In February 2021, CG attorneys wrote about an electronic health record (“EHR”) vendor, Athenahealth, Inc., agreeing to pay $18.25 million to resolve False Claims Act (“FCA”) allegations related to its marketing programs and alleged kickbacks. CG attorneys cautioned readers about the government’s continued focus on EHR companies and marketing programs. Approximately three months later, the U.S. Department of Justice (“DOJ”) announced a second multi-million-dollar settlement with an EHR company regarding allegations of FCA violations involving alleged kickbacks.

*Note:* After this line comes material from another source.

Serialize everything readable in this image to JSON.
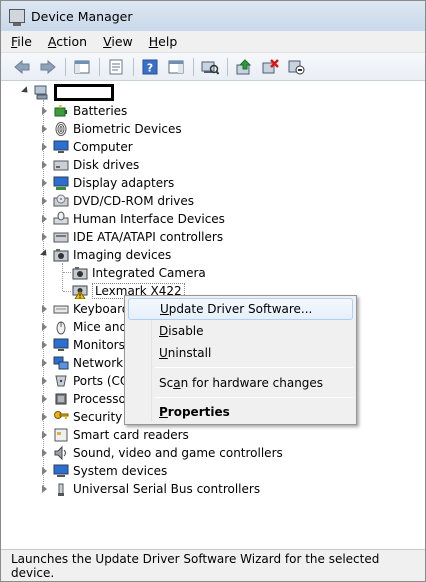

On April 30, 2021, the DOJ announced that CareCloud Health, Inc. agreed to pay $3,806,96.70 to settle allegations that it paid illegal kickbacks in exchange for sales of its electronic health record products in violation of the federal Anti-Kickback Statute and the FCA.
According to the DOJ’s press release, CareCloud operated a referral program called the “Champions Program” between January 1, 2012, and March 31, 2017. Through the Champions Program, CareCloud offered and paid clients to recommend CareCloud’s products. Participants in the Champions Program were prohibited from providing negative information about CareCloud’s products to prospective CareCloud clients. CareCloud also paid Champions Program participants cash equivalent credits, cash bonuses, and percentage success payments for recommendations that participants made. Neither CareCloud nor Champions Program participants informed prospective CareCloud clients of the kickback arrangement between CareCloud and Champions Program participants.
According to the press release, the underlying alleged kickbacks rendered false or tainted the claims submitted to the federal government for payment under Medicare and Medicaid Electronic Health Records Incentive Programs.
CareCloud’s settlement resolves a federal lawsuit filed in Florida under the qui tam provisions of the FCA. The FCA’s qui tam provisions provide financial incentives and a procedural structure to whistleblowers – known as relators – so that individuals may bring FCA cases on behalf of the government. If successful, whistleblowers are entitled to 15% to 30% of the money the government recovers based on various factors, such as government intervention. In this case, the whistleblower stands to earn $803,269.97.
The attorneys at Chilivis Grubman represent clients of all types and sizes in connection with False Claims Act investigations and qui tam litigation. If you need assistance with such a matter, please contact us today.